  5. The most reliable ranking of the world’s armed forces : Armed Forces of the World Database has the IDF’s “land power” (not including naval power and nuclear weapons) rating as 2100 which is higher than all nations except the USA ,China, and slightly below India. The combined “land power” ratings of Egypt, Iran, Turkey and Syria is approximately 2190. Iran and Turkey clearly don’t have the capacity to “project” their power in order to defeat Israel. Only the US has enough projection power to bring a significant portion of their land power to bear against an adversary not bordering it. Iran despite their probable development of nukes within several years has a ranking of only 453. Israel’s nuclear arsenal is estimated to be between 200 and slightly above 300 nuclear devices. Only the US and Russia clearly possess more nuclear devices. Israel has the most advanced ,comprehensive missile defense system in the world including the USA. Iran even if Pakistan assisted them would have difficulty delivering their nuclear weapons against Israeli cities. Israel, on the other hand would have much less difficulty. Israel also possesses 6 Dolphin submarines manufactured in Germany. They are the most advanced, non-nuclear powered submarines in the world . They have the capability of delivering missiles with nuclear warheads. It is believed at least one Dolphin is always stationed close to Iran in the Persian Gulf. So Israel possesses true second strike capability which Pakistan and Iran do not. Even in 2006 in what many inside and outside of Israel considered a defeat was actually a victory. Hezbollah has not fired any rockets at Israel since. This was a strategic victory since Israel wants to deter it’s adversaries. The world will not let Israel totally destroy the military power of their adversaries. The peace treaty with Egypt was essentially trading the Sinai and its’ oil for what is now almost 40 years of peace. Israel could’ve have seriously damaged Egypt’s military had the Soviet Union not threatened to intervene.

  6. I agree the 2006 Lebanese War which Hezbollah as well as much of the hostile Western media and other assorted anti-Israel, antisemitic commentators declared a defeat for Israel was,instead, the usual Israeli victory although the IDF learned important lessons. The ability of Israel citizens to criticize their government especially the military is a major advantage Israel holds over their adversaries. I have read numerous analyzes of the 2006 war. Israel has , as always made very important corrections in the IDF. The method of criticism available to IDF members is not available in other militaries even in some Western armies.
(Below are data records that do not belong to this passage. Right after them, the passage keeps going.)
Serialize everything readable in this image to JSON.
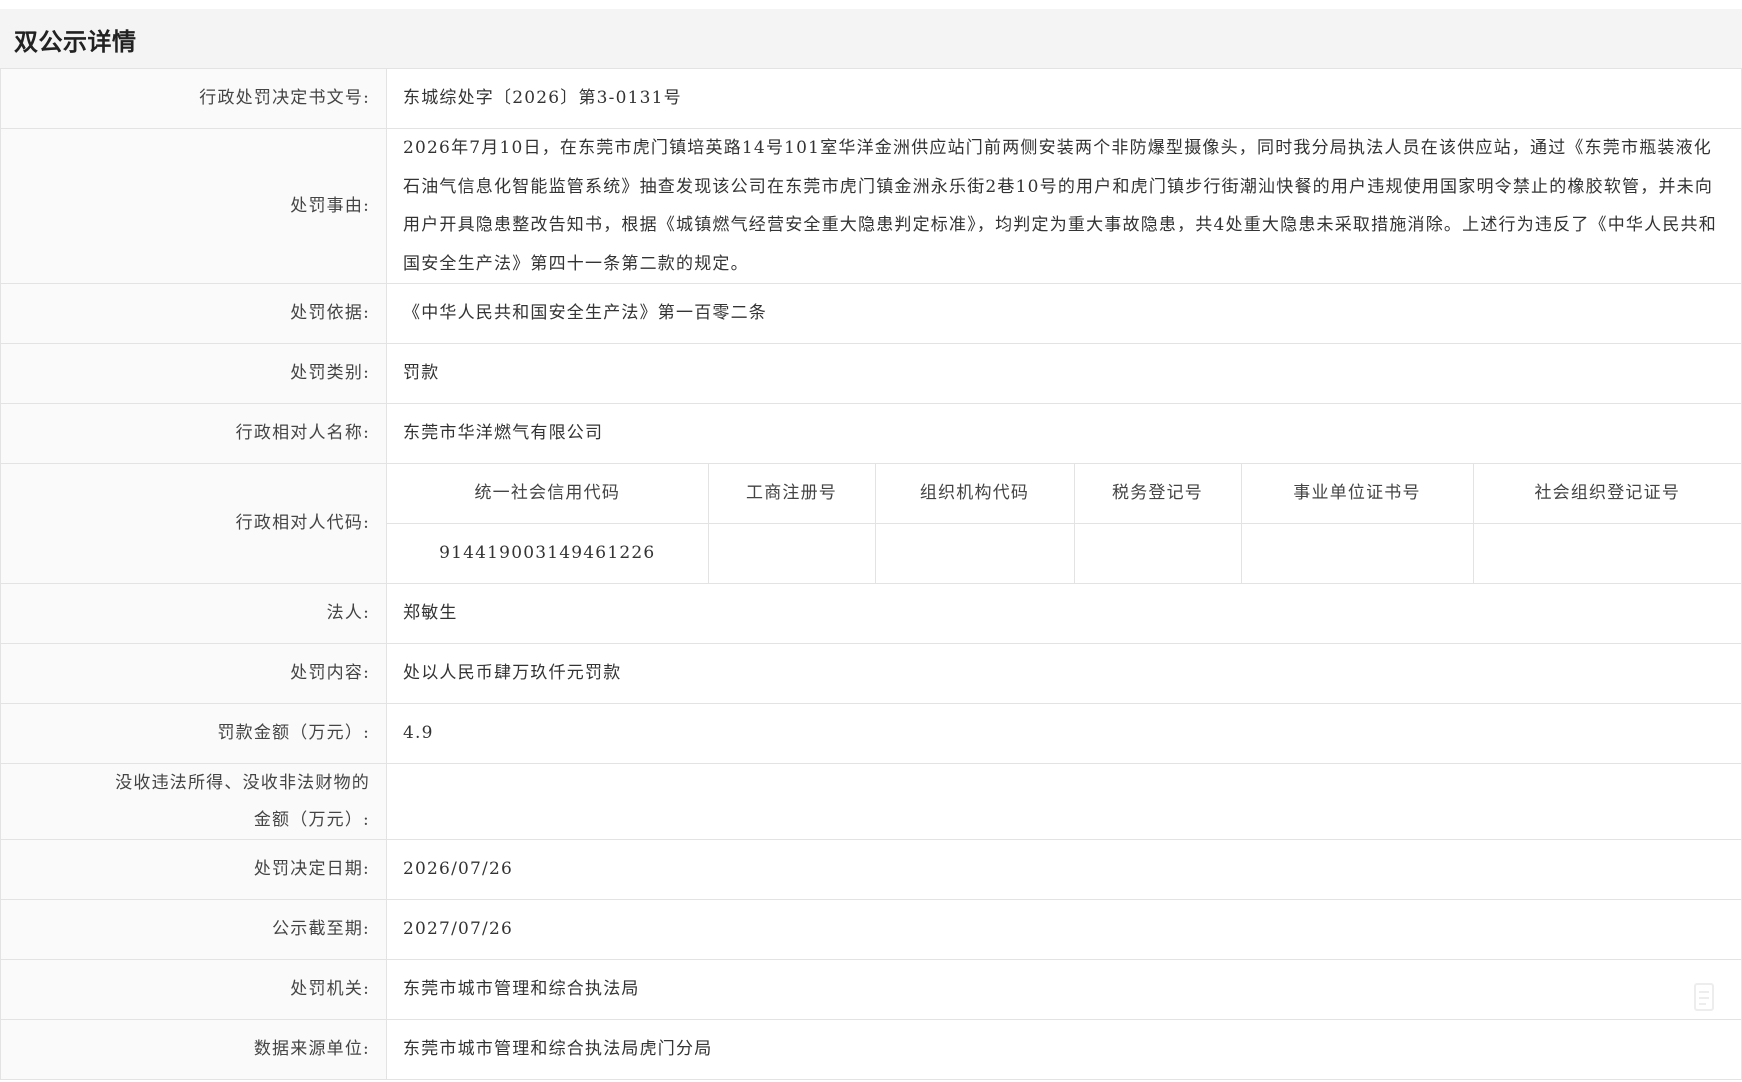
{
  "header": {
    "title": "双公示详情"
  },
  "rows": {
    "doc_no": {
      "label": "行政处罚决定书文号:",
      "value": "东城综处字〔2026〕第3-0131号"
    },
    "reason": {
      "label": "处罚事由:",
      "value": "2026年7月10日，在东莞市虎门镇培英路14号101室华洋金洲供应站门前两侧安装两个非防爆型摄像头，同时我分局执法人员在该供应站，通过《东莞市瓶装液化石油气信息化智能监管系统》抽查发现该公司在东莞市虎门镇金洲永乐街2巷10号的用户和虎门镇步行街潮汕快餐的用户违规使用国家明令禁止的橡胶软管，并未向用户开具隐患整改告知书，根据《城镇燃气经营安全重大隐患判定标准》，均判定为重大事故隐患，共4处重大隐患未采取措施消除。上述行为违反了《中华人民共和国安全生产法》第四十一条第二款的规定。"
    },
    "basis": {
      "label": "处罚依据:",
      "value": "《中华人民共和国安全生产法》第一百零二条"
    },
    "category": {
      "label": "处罚类别:",
      "value": "罚款"
    },
    "party_name": {
      "label": "行政相对人名称:",
      "value": "东莞市华洋燃气有限公司"
    },
    "party_code": {
      "label": "行政相对人代码:",
      "headers": [
        "统一社会信用代码",
        "工商注册号",
        "组织机构代码",
        "税务登记号",
        "事业单位证书号",
        "社会组织登记证号"
      ],
      "values": [
        "914419003149461226",
        "",
        "",
        "",
        "",
        ""
      ]
    },
    "legal_person": {
      "label": "法人:",
      "value": "郑敏生"
    },
    "content": {
      "label": "处罚内容:",
      "value": "处以人民币肆万玖仟元罚款"
    },
    "fine": {
      "label": "罚款金额（万元）:",
      "value": "4.9"
    },
    "confiscation": {
      "label_line1": "没收违法所得、没收非法财物的",
      "label_line2": "金额（万元）:",
      "value": ""
    },
    "decision_date": {
      "label": "处罚决定日期:",
      "value": "2026/07/26"
    },
    "publicity_end": {
      "label": "公示截至期:",
      "value": "2027/07/26"
    },
    "authority": {
      "label": "处罚机关:",
      "value": "东莞市城市管理和综合执法局"
    },
    "data_source": {
      "label": "数据来源单位:",
      "value": "东莞市城市管理和综合执法局虎门分局"
    }
  }
}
My experience with the US Army showed the officers are essentially above criticism. If they fail in their duties, other officers especially where general officers are concerned, will “cover” for their fellow officers. Failure is met with a lateral transfer for the general officer. This was clearly evident when the jihadist Major Hasan murdered 13 active duty service members at Fort Hood. Chief of Staff Casey was a failure in Iraq, made a traitorous statement which showed no concern for the murdered US army service members. Someone like Casey had he served in the IDF would not have been rewarded with the post of Chief of Staff. A further advantage of the IDF is , according to my understanding of it, most officers must first serve some time as a PFC. In the US army, non commissioned officers ,specialists and PFCs( Sgt and below) are very hostile to their change of command (Lieutenant and above) because they have never served as a soldier but entered the military as a Lieutenant. This hurts morale and unit cohesion which is crucial in any military.
    The US Army which currently has very few Jewish service members, nevertheless has a very high opinion of the IDF. Some IDF active duty service members are involved with training US army and US Marine personnel. I am confident the IDF can and will decisively defeat any and all adversaries.